A simple coax switch...
Sooner or later every ham station will need a way to switch coax connections. There are plenty of commercial switches out there, MFJ offers a decent one that is easy to find. And you can always spend an afternoon collecting the parts and assembling your own. However, both options wind up being a little expensive when all you need is a switch to temporarily evaluate a new radio or some array of antennas.
Wanting another switch, I searched ebay and ran across a 3 position switch made by Workman. It claims 1000W, which I didn’t believe but it was only $12, something I could afford to lose when packing up after a field day. I remember the Workman brand from the 1970's. They mostly had tools and accessories for the TV repairman but also a few reasonably priced items for the hobbyist. I bought three of the switches and they arrived in the predicted 8 days by China post.
As a test the switch, was put in place between my radio and a 20m dipole on position 1 and a 40m dipole on position 2. Sadly, there was a noticeable decrease in signal and without re-tuning, the SWR was also worse. The MFJ switch didn’t exhibit either problem.
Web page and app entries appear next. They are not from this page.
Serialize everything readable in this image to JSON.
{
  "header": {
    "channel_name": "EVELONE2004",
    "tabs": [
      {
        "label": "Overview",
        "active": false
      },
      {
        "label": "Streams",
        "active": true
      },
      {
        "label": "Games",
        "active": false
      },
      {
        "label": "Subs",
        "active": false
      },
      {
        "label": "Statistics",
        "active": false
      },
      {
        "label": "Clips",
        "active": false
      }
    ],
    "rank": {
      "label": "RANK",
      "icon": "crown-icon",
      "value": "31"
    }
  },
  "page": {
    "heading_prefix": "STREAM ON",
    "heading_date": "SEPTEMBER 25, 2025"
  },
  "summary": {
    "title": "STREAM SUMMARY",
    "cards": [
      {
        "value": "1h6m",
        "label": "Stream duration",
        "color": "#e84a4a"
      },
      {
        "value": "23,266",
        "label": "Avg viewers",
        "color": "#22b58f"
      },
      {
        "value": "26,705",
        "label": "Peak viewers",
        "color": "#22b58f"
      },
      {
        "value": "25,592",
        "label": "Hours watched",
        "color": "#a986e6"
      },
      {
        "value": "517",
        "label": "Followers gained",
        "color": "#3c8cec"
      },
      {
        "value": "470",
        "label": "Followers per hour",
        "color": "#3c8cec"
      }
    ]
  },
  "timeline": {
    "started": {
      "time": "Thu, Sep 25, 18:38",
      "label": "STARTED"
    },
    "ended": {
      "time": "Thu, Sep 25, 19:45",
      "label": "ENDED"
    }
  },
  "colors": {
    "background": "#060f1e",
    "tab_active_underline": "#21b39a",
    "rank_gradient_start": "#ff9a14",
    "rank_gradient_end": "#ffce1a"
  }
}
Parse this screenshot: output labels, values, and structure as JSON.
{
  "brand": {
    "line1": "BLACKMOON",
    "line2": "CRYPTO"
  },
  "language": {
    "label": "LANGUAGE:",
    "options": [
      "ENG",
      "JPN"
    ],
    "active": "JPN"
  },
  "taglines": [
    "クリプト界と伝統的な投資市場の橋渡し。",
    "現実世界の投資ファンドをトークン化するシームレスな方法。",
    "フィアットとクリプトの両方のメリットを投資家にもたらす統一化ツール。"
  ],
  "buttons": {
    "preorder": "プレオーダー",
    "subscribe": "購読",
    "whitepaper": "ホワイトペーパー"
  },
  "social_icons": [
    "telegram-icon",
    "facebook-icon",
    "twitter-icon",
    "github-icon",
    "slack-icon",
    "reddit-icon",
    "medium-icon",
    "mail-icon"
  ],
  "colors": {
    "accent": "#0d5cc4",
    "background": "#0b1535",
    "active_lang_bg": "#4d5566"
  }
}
So, what's up? It is just a stupid switch. Popped the back cover (two screws) and surprise, it is packed with wires!! WTF! You would expect one wire from each connector to the switch and not much else. It is a cheap switch so you would expect the grounding rely on the screws to the case.
A little closer look and it seems that someone decided that the grounds should also be switched. It makes no sense because they are all tied together anyway! Whoever sent the order to the manufacturer probably wasn’t all too clear on the actual requirements. The good news is that the switch itself is a reasonably good one, and the SO-259 connectors look fine.
Ok fine. Grab a soldering iron and pull out all of the wires other than the four wires from the center of each connector. And even those were un-soldered from the switch.
That's better, now put the four wires back on the switch (on this particular switch I elected to put the input on the side with 3 connectors, your choice). Keep the lengths as short as practical.
Now the grounds. An ohmmeter suggests that the connections are pretty good between the case and the connectors but it looks more accidental than intentional. So, we could use some of that left over wire to tie each connector shell together, or try something better. I happened to have a bit of copper foil so it took a few minutes with a large soldering gun to tack it to each connector and to the steel box after scratching off the paint (good paint BTW). Some bits of copper clad PC board will also work
In this case I had to re-label some the switch positions, but otherwise it looks like the original. A quick test and it now behaves as well as the MFJ version at least under the above conditions. I didn't bother to test it on 2m, but it is probably only useful for HF.
Conclusion: You cant beat this as an option for an occasional use switch. The parts are worth more than the purchase price and it takes barely 20 minutes to do the rework. In spite of the nice statement on the label, this is not the switch to use if you are running more than a couple hundred watts, but it is great for field days and they make welcome gifts for your ham buddies.